You are my God and protector. Please answer my prayer.
I was in terrible distress, but you set me free.
Now have pity and listen as I pray.
3 The Lord has chosen everyone who is faithful to be his very own,
and he answers my prayers.
4 But each of you had better tremble and turn from your sins.
Silently search your heart as you lie in bed.
5 Offer the proper sacrifices and trust the Lord.
6 There are some who ask, â€œWho will be good to us?â€
Let your kindness, Lord, shine brightly on us.
7 You brought me more happiness than a rich harvest of grain and grapes.
8 I can lie down and sleep soundly because you, Lord, will keep me safe. Â Â Psalm 4 (CEV)
I work late at night. It affords my husband and I to each have about four hours of complete, focused quiet in our individual work days. Then in the afternoons, we work together on projects and have our meetings. I have observed almost every night someone who comments on Facebook or Twitter that they are awake at 2 or 3 or 4 a.m. and unable to sleep. Some offer specific reasons and others say they do not know why they are awake. I’d like to offer some ideas.

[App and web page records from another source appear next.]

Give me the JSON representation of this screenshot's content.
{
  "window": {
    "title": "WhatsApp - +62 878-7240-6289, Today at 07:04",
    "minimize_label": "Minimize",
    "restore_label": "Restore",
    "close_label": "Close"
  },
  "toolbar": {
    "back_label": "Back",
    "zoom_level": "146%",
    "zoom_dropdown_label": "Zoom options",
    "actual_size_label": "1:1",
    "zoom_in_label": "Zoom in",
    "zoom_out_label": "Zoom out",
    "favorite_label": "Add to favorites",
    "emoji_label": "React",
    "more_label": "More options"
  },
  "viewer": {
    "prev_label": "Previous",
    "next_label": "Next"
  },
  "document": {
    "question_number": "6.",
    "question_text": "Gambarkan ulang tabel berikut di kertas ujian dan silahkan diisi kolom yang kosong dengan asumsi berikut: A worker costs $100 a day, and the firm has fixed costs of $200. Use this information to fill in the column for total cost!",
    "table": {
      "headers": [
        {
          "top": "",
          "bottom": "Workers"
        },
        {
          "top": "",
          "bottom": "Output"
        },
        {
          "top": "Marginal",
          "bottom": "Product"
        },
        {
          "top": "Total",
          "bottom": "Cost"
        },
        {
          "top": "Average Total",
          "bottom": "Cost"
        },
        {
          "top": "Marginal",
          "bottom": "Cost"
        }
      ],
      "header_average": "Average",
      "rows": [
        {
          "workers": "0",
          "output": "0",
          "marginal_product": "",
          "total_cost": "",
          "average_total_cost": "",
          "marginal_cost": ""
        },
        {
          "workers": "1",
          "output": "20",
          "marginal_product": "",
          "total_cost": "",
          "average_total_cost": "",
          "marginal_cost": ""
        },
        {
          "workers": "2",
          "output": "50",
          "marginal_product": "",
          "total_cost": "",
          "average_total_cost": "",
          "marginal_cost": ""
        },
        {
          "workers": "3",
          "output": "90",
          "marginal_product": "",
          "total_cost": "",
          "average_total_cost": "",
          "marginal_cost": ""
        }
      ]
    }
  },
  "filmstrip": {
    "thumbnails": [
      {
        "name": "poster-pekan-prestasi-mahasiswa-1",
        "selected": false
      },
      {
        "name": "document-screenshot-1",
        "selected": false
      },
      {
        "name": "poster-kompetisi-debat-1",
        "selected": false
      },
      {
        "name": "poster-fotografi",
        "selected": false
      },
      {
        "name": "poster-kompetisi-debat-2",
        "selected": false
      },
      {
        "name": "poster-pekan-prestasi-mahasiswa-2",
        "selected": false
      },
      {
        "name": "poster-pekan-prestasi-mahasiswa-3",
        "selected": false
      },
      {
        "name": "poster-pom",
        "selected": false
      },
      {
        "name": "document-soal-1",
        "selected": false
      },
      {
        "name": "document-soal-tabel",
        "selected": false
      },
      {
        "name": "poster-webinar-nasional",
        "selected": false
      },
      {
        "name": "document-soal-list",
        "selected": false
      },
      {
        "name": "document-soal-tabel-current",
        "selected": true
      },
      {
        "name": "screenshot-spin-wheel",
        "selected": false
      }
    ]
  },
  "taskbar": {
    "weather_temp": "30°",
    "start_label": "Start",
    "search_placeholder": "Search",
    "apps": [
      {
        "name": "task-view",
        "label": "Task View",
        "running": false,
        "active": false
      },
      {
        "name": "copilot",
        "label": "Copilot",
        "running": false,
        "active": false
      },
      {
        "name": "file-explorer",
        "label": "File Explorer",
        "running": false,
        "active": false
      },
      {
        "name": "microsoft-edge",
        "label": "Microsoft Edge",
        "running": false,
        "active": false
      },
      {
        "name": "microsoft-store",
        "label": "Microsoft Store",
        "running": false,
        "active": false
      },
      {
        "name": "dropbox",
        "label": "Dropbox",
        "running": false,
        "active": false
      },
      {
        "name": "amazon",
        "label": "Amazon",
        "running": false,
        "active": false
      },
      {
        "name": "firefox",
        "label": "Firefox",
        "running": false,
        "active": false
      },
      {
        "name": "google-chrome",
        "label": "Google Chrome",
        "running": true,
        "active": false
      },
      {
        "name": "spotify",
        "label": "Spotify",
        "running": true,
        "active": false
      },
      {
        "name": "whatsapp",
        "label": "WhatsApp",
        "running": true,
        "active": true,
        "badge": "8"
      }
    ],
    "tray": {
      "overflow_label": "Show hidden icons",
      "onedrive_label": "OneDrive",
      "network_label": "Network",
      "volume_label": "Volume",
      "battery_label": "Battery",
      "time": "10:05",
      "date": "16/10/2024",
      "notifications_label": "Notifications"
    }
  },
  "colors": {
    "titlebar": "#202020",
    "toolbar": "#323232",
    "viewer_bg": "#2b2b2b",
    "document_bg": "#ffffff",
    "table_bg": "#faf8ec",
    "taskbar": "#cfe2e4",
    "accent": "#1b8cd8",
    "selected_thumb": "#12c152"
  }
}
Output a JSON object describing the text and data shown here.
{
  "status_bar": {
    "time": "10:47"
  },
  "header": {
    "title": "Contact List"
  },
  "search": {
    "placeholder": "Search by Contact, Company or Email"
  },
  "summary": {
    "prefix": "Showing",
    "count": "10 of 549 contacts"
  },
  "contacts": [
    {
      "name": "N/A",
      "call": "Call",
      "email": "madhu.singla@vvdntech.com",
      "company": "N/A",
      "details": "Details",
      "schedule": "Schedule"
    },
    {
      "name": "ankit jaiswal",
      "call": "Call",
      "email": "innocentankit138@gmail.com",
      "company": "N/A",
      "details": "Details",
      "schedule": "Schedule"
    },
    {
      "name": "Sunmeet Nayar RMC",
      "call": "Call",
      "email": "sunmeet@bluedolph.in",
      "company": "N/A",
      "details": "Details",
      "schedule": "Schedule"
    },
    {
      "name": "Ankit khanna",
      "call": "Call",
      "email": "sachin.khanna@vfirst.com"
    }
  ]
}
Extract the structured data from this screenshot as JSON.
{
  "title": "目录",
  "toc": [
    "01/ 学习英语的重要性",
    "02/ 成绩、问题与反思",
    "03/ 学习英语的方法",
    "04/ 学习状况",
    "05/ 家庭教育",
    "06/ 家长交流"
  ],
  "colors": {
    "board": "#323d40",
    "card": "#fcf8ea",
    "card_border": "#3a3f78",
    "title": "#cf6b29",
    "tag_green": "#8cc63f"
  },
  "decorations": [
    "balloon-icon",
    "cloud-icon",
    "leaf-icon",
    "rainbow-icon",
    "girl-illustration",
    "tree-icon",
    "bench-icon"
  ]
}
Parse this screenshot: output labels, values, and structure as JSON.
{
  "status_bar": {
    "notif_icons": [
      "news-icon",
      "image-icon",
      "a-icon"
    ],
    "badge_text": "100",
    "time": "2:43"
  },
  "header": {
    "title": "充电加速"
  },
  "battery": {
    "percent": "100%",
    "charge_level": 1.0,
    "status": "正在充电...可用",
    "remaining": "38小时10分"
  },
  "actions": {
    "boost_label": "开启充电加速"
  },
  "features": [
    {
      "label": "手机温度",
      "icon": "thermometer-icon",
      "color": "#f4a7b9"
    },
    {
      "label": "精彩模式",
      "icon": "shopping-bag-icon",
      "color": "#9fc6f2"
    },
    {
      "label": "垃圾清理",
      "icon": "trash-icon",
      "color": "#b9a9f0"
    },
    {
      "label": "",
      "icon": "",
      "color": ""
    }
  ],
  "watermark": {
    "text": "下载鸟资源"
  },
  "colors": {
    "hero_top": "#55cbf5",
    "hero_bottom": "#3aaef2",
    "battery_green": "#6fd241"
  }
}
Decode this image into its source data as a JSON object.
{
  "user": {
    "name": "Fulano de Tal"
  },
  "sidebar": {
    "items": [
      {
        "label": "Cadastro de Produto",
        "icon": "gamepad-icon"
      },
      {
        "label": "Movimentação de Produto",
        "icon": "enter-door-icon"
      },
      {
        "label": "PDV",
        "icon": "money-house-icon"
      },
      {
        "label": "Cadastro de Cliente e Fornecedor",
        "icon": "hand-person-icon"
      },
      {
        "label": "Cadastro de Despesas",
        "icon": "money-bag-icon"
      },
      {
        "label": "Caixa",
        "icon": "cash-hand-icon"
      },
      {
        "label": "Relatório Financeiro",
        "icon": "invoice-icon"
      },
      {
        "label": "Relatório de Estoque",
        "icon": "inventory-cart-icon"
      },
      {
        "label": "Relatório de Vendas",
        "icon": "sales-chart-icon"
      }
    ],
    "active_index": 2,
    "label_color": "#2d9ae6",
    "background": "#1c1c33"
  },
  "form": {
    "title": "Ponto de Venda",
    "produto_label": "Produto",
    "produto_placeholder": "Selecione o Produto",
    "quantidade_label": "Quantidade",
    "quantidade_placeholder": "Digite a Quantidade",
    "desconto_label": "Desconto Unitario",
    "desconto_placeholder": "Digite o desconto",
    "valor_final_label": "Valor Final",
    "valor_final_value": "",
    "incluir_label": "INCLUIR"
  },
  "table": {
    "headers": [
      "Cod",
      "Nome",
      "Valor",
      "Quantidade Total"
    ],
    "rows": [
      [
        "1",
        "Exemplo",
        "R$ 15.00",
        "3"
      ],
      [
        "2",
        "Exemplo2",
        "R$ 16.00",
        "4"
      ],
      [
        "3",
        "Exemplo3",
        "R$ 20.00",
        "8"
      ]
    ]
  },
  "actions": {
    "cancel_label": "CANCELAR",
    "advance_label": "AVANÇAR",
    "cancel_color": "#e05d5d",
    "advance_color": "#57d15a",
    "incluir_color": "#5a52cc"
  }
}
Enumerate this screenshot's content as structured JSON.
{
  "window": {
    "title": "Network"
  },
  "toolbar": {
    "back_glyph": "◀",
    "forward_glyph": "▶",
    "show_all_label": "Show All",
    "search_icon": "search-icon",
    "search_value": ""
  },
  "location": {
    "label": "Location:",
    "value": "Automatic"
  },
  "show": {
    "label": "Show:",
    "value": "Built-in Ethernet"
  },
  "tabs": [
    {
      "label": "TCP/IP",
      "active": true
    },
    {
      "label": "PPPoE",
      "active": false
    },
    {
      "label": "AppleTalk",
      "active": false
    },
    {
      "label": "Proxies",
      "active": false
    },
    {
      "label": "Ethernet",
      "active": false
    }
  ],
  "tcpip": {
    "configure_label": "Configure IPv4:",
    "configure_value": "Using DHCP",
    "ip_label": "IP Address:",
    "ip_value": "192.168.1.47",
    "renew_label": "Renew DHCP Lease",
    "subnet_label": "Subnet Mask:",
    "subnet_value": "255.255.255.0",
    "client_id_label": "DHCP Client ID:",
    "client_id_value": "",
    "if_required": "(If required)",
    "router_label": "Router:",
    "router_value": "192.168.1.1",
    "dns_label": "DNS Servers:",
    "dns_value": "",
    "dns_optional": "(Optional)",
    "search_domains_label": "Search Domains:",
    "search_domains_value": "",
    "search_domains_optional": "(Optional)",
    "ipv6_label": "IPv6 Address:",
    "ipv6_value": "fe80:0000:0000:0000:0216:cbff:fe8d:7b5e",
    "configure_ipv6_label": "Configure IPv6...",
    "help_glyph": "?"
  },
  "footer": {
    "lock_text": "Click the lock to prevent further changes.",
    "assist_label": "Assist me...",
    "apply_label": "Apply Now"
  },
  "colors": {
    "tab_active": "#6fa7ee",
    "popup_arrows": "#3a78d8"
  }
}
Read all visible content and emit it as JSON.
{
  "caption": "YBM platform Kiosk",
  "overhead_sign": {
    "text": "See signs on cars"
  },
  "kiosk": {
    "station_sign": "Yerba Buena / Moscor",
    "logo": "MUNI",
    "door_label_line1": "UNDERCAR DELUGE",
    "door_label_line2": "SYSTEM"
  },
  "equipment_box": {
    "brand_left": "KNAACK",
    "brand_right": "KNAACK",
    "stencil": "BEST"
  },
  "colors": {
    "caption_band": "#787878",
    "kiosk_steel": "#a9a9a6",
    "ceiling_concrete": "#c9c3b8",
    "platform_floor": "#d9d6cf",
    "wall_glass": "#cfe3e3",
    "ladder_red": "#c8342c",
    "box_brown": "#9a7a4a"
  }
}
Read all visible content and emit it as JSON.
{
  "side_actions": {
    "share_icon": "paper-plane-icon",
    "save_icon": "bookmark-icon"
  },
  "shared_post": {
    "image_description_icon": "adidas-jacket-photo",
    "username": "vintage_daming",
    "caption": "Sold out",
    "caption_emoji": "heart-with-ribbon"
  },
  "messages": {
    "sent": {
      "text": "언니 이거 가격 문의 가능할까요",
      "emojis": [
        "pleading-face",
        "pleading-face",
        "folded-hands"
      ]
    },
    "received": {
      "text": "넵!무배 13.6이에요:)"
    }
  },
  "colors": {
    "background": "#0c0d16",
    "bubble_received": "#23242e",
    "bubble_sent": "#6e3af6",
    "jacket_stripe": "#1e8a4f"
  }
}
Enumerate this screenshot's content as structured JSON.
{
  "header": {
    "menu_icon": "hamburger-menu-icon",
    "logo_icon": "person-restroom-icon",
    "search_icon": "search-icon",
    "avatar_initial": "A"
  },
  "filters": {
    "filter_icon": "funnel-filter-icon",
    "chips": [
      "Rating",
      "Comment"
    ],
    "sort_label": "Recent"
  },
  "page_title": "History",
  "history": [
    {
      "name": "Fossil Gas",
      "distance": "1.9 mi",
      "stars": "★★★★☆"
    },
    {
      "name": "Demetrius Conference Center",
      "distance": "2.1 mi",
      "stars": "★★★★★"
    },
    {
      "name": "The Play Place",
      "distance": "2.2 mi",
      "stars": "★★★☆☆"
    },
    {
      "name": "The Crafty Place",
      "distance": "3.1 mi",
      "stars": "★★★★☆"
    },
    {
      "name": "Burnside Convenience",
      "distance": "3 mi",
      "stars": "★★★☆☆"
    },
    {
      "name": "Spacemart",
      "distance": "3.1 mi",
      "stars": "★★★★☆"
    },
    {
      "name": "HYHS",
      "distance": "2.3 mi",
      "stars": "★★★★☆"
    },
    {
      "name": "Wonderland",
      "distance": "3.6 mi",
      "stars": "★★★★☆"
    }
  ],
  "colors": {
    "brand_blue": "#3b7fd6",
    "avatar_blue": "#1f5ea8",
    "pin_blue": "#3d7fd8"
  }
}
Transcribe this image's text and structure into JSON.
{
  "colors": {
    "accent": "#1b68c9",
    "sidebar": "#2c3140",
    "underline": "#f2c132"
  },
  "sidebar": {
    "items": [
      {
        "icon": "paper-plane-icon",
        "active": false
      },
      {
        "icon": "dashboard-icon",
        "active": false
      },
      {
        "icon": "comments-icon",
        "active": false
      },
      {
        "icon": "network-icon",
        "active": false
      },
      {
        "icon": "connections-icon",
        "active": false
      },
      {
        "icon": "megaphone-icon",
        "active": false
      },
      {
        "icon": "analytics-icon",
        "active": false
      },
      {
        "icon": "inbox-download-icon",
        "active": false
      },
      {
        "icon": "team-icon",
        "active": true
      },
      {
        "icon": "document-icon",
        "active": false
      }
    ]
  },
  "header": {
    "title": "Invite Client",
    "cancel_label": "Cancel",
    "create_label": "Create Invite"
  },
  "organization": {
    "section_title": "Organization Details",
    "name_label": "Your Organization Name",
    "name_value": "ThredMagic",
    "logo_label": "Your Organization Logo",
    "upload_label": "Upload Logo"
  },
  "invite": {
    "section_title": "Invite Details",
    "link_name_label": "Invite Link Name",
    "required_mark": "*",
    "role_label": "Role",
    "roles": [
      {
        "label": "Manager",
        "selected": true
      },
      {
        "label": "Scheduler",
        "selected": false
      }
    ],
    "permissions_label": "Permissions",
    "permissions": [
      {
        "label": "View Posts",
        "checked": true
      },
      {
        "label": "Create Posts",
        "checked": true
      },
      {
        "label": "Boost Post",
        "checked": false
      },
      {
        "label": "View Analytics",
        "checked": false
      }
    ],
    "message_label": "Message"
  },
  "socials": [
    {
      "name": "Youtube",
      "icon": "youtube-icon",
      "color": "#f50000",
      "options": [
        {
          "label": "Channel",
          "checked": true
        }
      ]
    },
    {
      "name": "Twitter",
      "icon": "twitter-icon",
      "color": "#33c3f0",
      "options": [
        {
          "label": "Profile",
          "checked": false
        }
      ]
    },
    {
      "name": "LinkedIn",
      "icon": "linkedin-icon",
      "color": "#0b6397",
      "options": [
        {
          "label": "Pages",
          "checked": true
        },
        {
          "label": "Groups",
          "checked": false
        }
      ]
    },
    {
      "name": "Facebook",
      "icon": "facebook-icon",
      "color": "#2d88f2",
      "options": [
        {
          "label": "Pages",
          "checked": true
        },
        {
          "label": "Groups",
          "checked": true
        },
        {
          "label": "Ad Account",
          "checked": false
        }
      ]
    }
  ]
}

Worry. No surprise that this is arguably the most common reason we do not sleep well at night. And certainly there are events and conditions in our lives that produce worry.
We know that Jesus asked bluntly, â€œWill worry add one hour to your life?â€ He also said â€œnot to worry about tomorrow because each day has enough trouble of its own.â€ (Matthew 6:24-34)
I think often that the worry comes when we lie down because that is when we finally stop and think. During the day we are just running from one task to another; trying to keep our heads above water.
Non-stop thinking. It’s like an audio or video tape or a YouTube program that is just on permanent â€œreplay.â€ Conversations thought over as to how they could have went differently. Plans for tomorrow or the next week or month or year are considered. â€œHow can I make enough money for _______?â€ Even the anticipation of good things, like leaving on vacation, can be negative when you cannot get needed sleep.
Pain. This is something that I have learned a lot about in the last three years. It’s obviously difficult to sleep when you are in physical pain. Sleep deprivation makes work and everyday functioning impossible. And medication cannot be the only answer.
All this is about more than sleep. It is about finding a place of rest. It is relaxing in peace, security and assurance that turns off the worry and thinking and pain.
About ten years ago, I made a change in my bedtime routine. Instead of just coming into my bedroom and crawling into bed, I began to do things to help me make the transition from my busy, high-stress day and wind down and enter into a place of rest. Some nights I read Scripture. It could be a chapter or even a few verses that become a thought that winds its way around in my head. Other nights I listen to worship music as I fall asleep. And then there are the nights when I count my blessings. Yes, I use the alphabet and think about: What am I thankful for that begins with the letter â€œGâ€? and so on.
Worries and problems? Well I have learned to talk them over with God. Some nights I have to write them into my prayer journal, telling God all about them and then literally â€œshut the bookâ€ on the worries, leaving them in God’s hands.
All of these are intentional habits that God has laid on my heart. God may have some suggestions for you. It’s a choice and I won’t say that it’s easy because it’s unlearning years of worrying and fretting. Not surprising, that I have found that Jesus was right â€“ worrying does not add anything constructive to my life!
Let us enter into the rest of the LORD and sleep well.
Now the Day is Over written by Joseph Barnby and Sabine Baring-Gould and sung by Hastings College Choir, NE